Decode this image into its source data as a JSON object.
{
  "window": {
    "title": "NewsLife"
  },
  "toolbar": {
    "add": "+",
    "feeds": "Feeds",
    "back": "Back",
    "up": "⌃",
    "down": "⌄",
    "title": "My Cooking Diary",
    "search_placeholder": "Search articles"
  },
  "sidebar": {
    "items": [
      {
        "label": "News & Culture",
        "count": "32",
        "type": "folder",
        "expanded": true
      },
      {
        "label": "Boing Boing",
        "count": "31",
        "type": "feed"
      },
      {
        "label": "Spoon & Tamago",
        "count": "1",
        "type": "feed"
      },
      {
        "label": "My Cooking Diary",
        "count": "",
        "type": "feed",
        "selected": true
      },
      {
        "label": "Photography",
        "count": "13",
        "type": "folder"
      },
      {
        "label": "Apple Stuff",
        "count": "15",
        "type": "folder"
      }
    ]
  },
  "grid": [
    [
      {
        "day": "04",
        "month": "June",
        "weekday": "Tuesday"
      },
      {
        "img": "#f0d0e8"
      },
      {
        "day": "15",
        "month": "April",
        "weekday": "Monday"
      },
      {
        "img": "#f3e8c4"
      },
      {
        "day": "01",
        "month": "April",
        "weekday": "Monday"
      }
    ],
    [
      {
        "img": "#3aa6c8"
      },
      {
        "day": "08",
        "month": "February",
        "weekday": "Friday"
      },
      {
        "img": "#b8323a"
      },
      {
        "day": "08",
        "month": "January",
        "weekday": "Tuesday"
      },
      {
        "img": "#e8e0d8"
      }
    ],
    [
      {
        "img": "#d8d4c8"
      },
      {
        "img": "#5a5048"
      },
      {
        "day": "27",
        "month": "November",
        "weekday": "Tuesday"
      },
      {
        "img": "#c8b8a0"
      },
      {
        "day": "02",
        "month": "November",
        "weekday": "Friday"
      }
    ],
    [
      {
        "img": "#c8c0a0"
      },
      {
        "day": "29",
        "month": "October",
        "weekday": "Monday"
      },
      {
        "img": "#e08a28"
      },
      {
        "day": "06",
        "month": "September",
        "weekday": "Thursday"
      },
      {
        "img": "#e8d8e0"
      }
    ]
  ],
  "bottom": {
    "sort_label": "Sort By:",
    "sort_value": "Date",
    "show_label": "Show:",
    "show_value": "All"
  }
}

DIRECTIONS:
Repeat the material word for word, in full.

ANSWER TO THIS TASK:
Decode this image into its source data as a JSON object.
{
  "window": {
    "title": "NewsLife"
  },
  "toolbar": {
    "add": "+",
    "feeds": "Feeds",
    "back": "Back",
    "up": "⌃",
    "down": "⌄",
    "title": "My Cooking Diary",
    "search_placeholder": "Search articles"
  },
  "sidebar": {
    "items": [
      {
        "label": "News & Culture",
        "count": "32",
        "type": "folder",
        "expanded": true
      },
      {
        "label": "Boing Boing",
        "count": "31",
        "type": "feed"
      },
      {
        "label": "Spoon & Tamago",
        "count": "1",
        "type": "feed"
      },
      {
        "label": "My Cooking Diary",
        "count": "",
        "type": "feed",
        "selected": true
      },
      {
        "label": "Photography",
        "count": "13",
        "type": "folder"
      },
      {
        "label": "Apple Stuff",
        "count": "15",
        "type": "folder"
      }
    ]
  },
  "grid": [
    [
      {
        "day": "04",
        "month": "June",
        "weekday": "Tuesday"
      },
      {
        "img": "#f0d0e8"
      },
      {
        "day": "15",
        "month": "April",
        "weekday": "Monday"
      },
      {
        "img": "#f3e8c4"
      },
      {
        "day": "01",
        "month": "April",
        "weekday": "Monday"
      }
    ],
    [
      {
        "img": "#3aa6c8"
      },
      {
        "day": "08",
        "month": "February",
        "weekday": "Friday"
      },
      {
        "img": "#b8323a"
      },
      {
        "day": "08",
        "month": "January",
        "weekday": "Tuesday"
      },
      {
        "img": "#e8e0d8"
      }
    ],
    [
      {
        "img": "#d8d4c8"
      },
      {
        "img": "#5a5048"
      },
      {
        "day": "27",
        "month": "November",
        "weekday": "Tuesday"
      },
      {
        "img": "#c8b8a0"
      },
      {
        "day": "02",
        "month": "November",
        "weekday": "Friday"
      }
    ],
    [
      {
        "img": "#c8c0a0"
      },
      {
        "day": "29",
        "month": "October",
        "weekday": "Monday"
      },
      {
        "img": "#e08a28"
      },
      {
        "day": "06",
        "month": "September",
        "weekday": "Thursday"
      },
      {
        "img": "#e8d8e0"
      }
    ]
  ],
  "bottom": {
    "sort_label": "Sort By:",
    "sort_value": "Date",
    "show_label": "Show:",
    "show_value": "All"
  }
}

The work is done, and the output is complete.